First, let's be clear that the standard (major) musical scale divides the octave into seven parts, not eight. The word "octave" comes from eight, because a unison (two notes sounding at the same frequency) is considered to be a "prime" or kind of a "one" in the system, rather than zero. Thus, the first interval created between a note and the next note above it is called a "second," even though it's only one interval.
This is just a historical convention for naming musical intervals, which sort of originated by counting both endpoints in an interval. For example, a musical "fifth" (frequency ratio 3:2) is the interval created by two notes that are four steps apart. So, C-D-E-F-G creates a fifth between C and G. The interval is five notes, but there are only four "steps" (of various sizes).
Anyhow, you need to get past that quirky numbering system first. So, I believe your question then becomes: why do we divide the octave into seven parts?
There are many longer answers here on this topic. But the gist is that like the octave (frequency ratio 2:1), small whole-number ratios of frequencies are often heard as "consonant." So the ratio 3:2 between frequencies sounds good (and, as noted, creates an interval called a perfect fifth), as well as the ratio 4:3 (the so-called perfect fourth).
The ancient Pythagoreans recognized the importance of these intervals (2:1 octave, 3:2 perfect fifth, and 4:3 perfect fourth). They also recognized that the difference between the size of the 3:2 and 4:3 ratios was useful, an interval with a frequency ratio of 9:8, which eventually became known as a "whole step."
So far, if you combine these ratios within one octave, you can build a perfect fifth and fourth up from the bottom note, as well as a perfect fifth and fourth down from the top note. The meet in the middle around a 9:8 "whole step." In musical notes, this would for example outline the notes E-A-B-E within an octave. (As I noted in comments, this overall can be thought of as a 12:9:8:6 ratio between four notes, which was how the Pythagoreans thought of it.)
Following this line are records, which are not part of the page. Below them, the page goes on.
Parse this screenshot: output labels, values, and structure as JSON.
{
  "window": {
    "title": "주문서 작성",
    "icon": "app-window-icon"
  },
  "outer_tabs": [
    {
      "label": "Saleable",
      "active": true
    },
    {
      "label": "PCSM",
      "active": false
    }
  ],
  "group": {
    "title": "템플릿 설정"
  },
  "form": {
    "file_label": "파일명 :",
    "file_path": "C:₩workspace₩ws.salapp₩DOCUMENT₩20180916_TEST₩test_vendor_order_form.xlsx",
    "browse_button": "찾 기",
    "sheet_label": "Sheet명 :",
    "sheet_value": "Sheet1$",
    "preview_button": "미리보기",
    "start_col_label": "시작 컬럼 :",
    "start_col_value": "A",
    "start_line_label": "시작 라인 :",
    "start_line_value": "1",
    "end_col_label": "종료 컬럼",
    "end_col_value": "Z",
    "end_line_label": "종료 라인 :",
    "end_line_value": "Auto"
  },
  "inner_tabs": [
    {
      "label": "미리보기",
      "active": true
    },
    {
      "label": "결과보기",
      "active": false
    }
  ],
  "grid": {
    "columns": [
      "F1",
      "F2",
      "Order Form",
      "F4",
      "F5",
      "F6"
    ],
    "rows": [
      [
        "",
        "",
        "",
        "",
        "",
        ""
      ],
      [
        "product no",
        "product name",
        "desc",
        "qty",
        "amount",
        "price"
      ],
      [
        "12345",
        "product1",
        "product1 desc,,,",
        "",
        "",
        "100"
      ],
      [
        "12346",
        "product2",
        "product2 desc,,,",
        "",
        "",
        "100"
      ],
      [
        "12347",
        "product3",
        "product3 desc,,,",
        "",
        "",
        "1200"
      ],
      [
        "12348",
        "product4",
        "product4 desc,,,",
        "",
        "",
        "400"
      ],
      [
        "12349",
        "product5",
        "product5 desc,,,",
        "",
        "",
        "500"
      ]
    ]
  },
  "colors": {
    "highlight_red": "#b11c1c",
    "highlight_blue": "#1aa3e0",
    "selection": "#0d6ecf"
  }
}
Again, all of this dates to ancient Greece and is built on fundamental consonant intervals/ratios. The question then is how to fill out the rest of the notes within that octave. And the Greeks had a lot of answers to that, with a lot of different tuning systems.
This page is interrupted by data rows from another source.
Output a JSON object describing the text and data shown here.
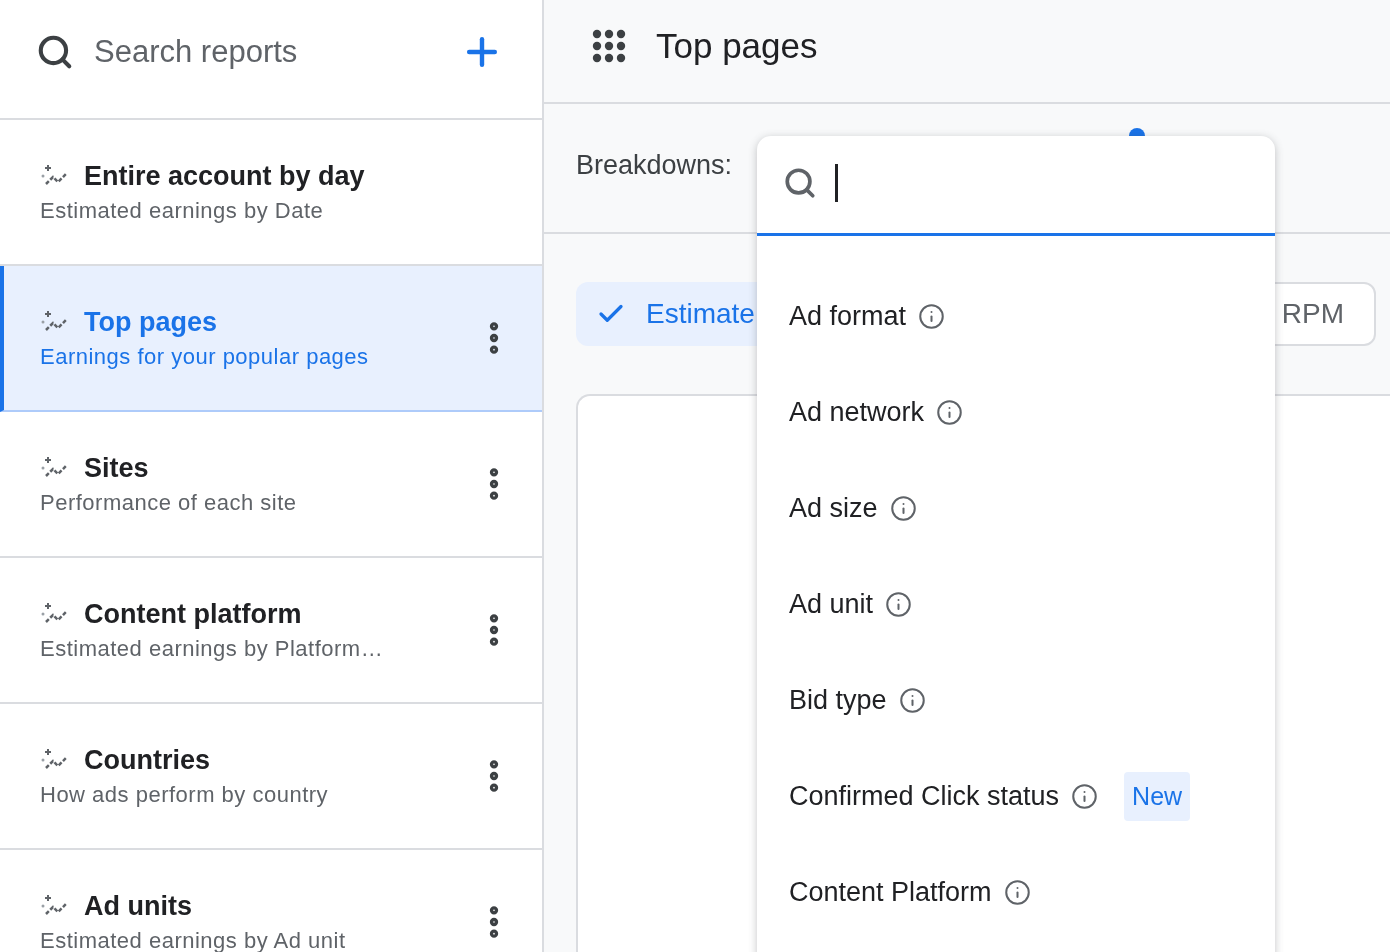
{
  "sidebar": {
    "search": {
      "placeholder": "Search reports"
    },
    "items": [
      {
        "title": "Entire account by day",
        "subtitle": "Estimated earnings by Date",
        "selected": false,
        "has_menu": false
      },
      {
        "title": "Top pages",
        "subtitle": "Earnings for your popular pages",
        "selected": true,
        "has_menu": true
      },
      {
        "title": "Sites",
        "subtitle": "Performance of each site",
        "selected": false,
        "has_menu": true
      },
      {
        "title": "Content platform",
        "subtitle": "Estimated earnings by Platform…",
        "selected": false,
        "has_menu": true
      },
      {
        "title": "Countries",
        "subtitle": "How ads perform by country",
        "selected": false,
        "has_menu": true
      },
      {
        "title": "Ad units",
        "subtitle": "Estimated earnings by Ad unit",
        "selected": false,
        "has_menu": true
      }
    ]
  },
  "header": {
    "title": "Top pages"
  },
  "breakdowns": {
    "label": "Breakdowns:"
  },
  "metrics": [
    {
      "label": "Estimate",
      "selected": true
    },
    {
      "label": "RPM",
      "selected": false
    }
  ],
  "dropdown": {
    "options": [
      {
        "label": "Ad format"
      },
      {
        "label": "Ad network"
      },
      {
        "label": "Ad size"
      },
      {
        "label": "Ad unit"
      },
      {
        "label": "Bid type"
      },
      {
        "label": "Confirmed Click status",
        "badge": "New"
      },
      {
        "label": "Content Platform"
      }
    ]
  }
}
But one possibility that they settled on was called a "diatonic" system, which literally means "through whole tones" (i.e., those 9:8 ratios I mentioned). They took that interval that originated as a difference between the 3:2 fifth and the 4:3 fourth and started tuning 9:8 "whole steps" to create a scale, starting at the top.
In musical terms, this was like going E-D-C down the scale. But they had already built B and A after that. So then once they got to A, they built more whole tones going down A-G-F. Then you had a complete scale going down an octave: E-D-C-B-A-G-F-E. Most of the intervals were those 9:8 "whole tones." But a couple (C-B and F-E) were smaller intervals with really odd mathematical ratios. In effect, the Greeks didn't care about those ratios so much: they just cared about tuning the other notes, and those left over small bits were kind of like the "errors" that were left over in tuning.
What you then have is seven intervals within an octave creating the diatonic scale, which survives to the present day.
As to how this relates to the 12-note chromatic scale -- well, some Greeks (particularly a guy named Aristoxenus) realized that those little left over bits in the scale were about the size of intervals that could almost divide the octave into 12 equal bits. They were a little bit off, though. Similarly, those little bits were roughly one half the size of the 9:8 whole tone interval.
Over the centuries once harmony developed more, there were various reasons that the 12-note chromatic equal division seemed to be better than the one constructed with the simple 3:2, 4:3, and 9:8 ratios. That's a much more complex story (the story of musical temperament).
But hopefully this explains the gist of why a 7-interval division of the "octave" developed historically.